August 29, 2001
IN THE HEADLINES (4:52)
AUSTRALIA TURNS BACK SINKING SHIP OF AFGHAN REFUGEES (1:43)
Australian troops have boarded a cargo ship filled with over 4,000 sick and weary Afghan refugees, in an effort to keep them from reaching the shores of an Australian Island. Three boats with up to 30 special air service soldiers stormed the Norwegian ship Tampa as it neared Christmas Island, defying an order to stay out of Australian waters. Human rights groups have urged Australia to accept the refugees. And as Rachel Maher reports from Melbourne, they’re particularly outraged that Australia turned the refugees away even though their boat was sinking.
CEASE FIRE IN BEIT JALLAH? (5:00)
Israel and the Palestinian Authority reached a tentative cease-fire agreement today in the West Bank town of Beit JallaH, one day after Israel invaded the city and took over parts of the town. Israel said it might withdraw its forces if a truce holds for several hours. But as Rafael Krafft reports from Beit Jallah little has changed on the ground.
ZIONISM AND CASTE PREJUDICE AT THE U.N. CONFERENCE AGAINST RACISM (2:30)

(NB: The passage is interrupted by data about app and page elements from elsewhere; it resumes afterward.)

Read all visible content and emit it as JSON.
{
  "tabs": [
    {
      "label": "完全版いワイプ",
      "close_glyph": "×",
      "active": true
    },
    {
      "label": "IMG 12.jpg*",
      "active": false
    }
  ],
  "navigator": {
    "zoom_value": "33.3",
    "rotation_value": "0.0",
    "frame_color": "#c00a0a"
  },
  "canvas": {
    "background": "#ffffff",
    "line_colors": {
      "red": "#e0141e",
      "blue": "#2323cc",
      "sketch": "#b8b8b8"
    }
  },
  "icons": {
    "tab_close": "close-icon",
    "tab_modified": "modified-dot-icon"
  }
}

The United States is sending a middle-ranking State Department official to South Africa instead of Secretary of State Colin Powell. Powell’s replacement will try to amend the language on Israel at the U.N. conference against racism. Michael Southwick, deputy assistant secretary of state for international organizations, leaves for Durban today but there’s no guarantee that he’ll take his seat at the opening plenary Friday. President Bush has threatened that the US delegation will the whole affair, if the conference “picks on” or denigrates Israel. But there’s no question that the issue is going to come up. Meanwhile, the US and Israel aren’t alone trying to silence debate. Over one hundred members of India’s Dalit caste are in Durban, and India doesn’t want their demands addressed by the conference either. Naeem Jeenah has more from Durban, South Africa.
RACISM AT THE U.S.-MEXICO BORDER (5:14)
Immigrants rights activists from the U.S.-Mexico border are in Durban, South Africa this week to present a new report on human rights abuses to the United Nations Conference Against Racism. For the first time, the report details cases in the El Paso area of the border and points to racial profiling of Latinos. Kent Paterson reports from El Paso.
MILOSEVIC: WAR CRIMINAL OR POLITICAL PRISONER? (3:48)
Tommorrow morning former Yugoslav President Slobodon Milosevic will make his second appearance before the International War Crimes Tribunal in The Hague. The former Yugoslav President is charged with crimes against humanity during the 1999 Kosovo conflict. Milosevic says he’s a political prisoner who was kidnapped and brought before what he calls a political tribunal. Free Speech Radio News Jeremy Scahill is in The Hague.
LAWSUIT CHARGES THAT SPACE DEFENSE TESTS POISON THE EARTH (2:42)
The Natural Resources Defense Council filed suit this week against the Bush Administration claiming the Pentagon’s missile defense plans violate federal environmental rules. The suit is demanding a detailed assessment by the Pentagon on the environmental impact of missile testing in the US. From Washington, Gareth Schweitzer reports.